There are six in/out pens along the long wall, but there is also a temporary "puppy pen" on the short wall. When puppies are moved from the house to the kennel, they have their own space separate from the older dogs. The "Rover Enclosure" is portable and can be fastened to the wall as shown or quickly taken down. With its gate open or when it is down, dogs that are loose with me can go in and out. The pen's small size allows me to step over to get inside.
Each outside run has a hard plastic resting pad outside the door. This provides a place for each dog to sit off the concrete outside. All the runs are covered with wire as we do have coyotes and various other critters out here in the woods.
The outside runs are the same width as the inside pens (approx. 5-7 ft.) and are 19 ft long with a concrete walkway at the ends. The area surrounding the concrete walk has been graveled for drainage, but there is wooded space for the dogs to run beyond that.
Our dog doors are the top of the line model from Pet Doors USA. They are double Plexiglas with a door that splits in the middle. This works well as even small puppies can push open one side, yet the biggest Dalmatian can go through the same door.
A roof was added over the puppy run after the first winter. The last year we were in Illinois, we also built a roof over the other six run. It had alternating clear and shaded panels and kept the weather, leaves, acorns and more out of the runs. It was an enormous help with snow. We then added a privacy fence beyond the sidewalk at the end of the run. It had a gate that opened into our large, wooded exercise pens. The photos show the roof in progress without the front enclosed and without the privacy fence.
We use the Kuranda beds because of their durability and ease of cleaning. Because the kennel is built on a concrete slab, double blankets are kept on the dog beds during the coldest weather. The hard rubber kennel flooring inside the pens also helps insulate.
In winter, both the Wires and Dals spend lots of extra time loose in the kennel with us as we work on the computer. They love playing in the snow and running through the woods, even in the coldest weather. In spring and summer, the dogs enjoy the shady coolness of their runs. While they still each get their house time, we find they bark less and seem more content in the kennel than they did when crated or in the downstairs pens. The big exercise yards are filled with ferns and tall trees with chipmunks and squirrels to chase. It's a good life for dogs and for us too.
Inside the main house, we had another dog door out of the kitchen, leading onto the screen porch. A second dog door opened from there to a large graveled, exercise area for the "house dogs." Well, actually to two different ex areas depending on what gates I opened. One of the gates also lead to the deck and there were gates off the deck that opened to two different large, wooded play areas.
Hmmmm.....I can hardly believe how much we did for those dogs.! :)
In 2004, we added a fenced agility area next to the barn with two small "holding runs" for dogs waiting to work. We start each young dog on the equipment to gain confidence and to just have fun.

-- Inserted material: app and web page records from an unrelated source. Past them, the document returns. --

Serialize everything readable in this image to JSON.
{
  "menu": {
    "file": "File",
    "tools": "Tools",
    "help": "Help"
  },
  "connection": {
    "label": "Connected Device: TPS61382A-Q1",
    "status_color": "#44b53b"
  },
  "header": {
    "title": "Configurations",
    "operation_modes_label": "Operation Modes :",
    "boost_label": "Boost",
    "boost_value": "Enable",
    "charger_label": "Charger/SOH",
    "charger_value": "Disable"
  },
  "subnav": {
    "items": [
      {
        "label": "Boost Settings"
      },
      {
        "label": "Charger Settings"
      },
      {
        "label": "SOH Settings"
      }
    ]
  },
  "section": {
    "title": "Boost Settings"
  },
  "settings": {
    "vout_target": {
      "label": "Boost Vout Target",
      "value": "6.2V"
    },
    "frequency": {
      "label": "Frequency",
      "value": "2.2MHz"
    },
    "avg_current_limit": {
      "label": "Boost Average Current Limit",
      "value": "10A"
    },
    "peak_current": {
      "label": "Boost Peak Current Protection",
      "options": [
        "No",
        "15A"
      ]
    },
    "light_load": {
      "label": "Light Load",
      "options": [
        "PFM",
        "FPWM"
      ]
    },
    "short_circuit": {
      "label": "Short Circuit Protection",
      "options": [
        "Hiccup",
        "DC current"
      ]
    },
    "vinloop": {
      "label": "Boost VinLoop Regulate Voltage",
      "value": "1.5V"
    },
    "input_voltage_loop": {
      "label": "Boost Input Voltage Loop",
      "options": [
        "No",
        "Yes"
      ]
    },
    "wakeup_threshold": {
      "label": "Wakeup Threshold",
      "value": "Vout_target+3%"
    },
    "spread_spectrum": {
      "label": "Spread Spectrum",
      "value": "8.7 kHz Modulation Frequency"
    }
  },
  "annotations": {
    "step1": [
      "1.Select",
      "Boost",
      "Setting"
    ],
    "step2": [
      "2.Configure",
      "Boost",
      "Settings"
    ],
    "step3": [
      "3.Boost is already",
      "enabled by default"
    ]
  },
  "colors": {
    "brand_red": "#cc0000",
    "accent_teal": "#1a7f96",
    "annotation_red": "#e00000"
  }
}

If you are seriously interested in our puppies and would like to see the kennel and dogs, please call or drop us an email and we'll try to find a good time for your visit. Please keep in mind this is not a business but our home. All visits are by appointment only.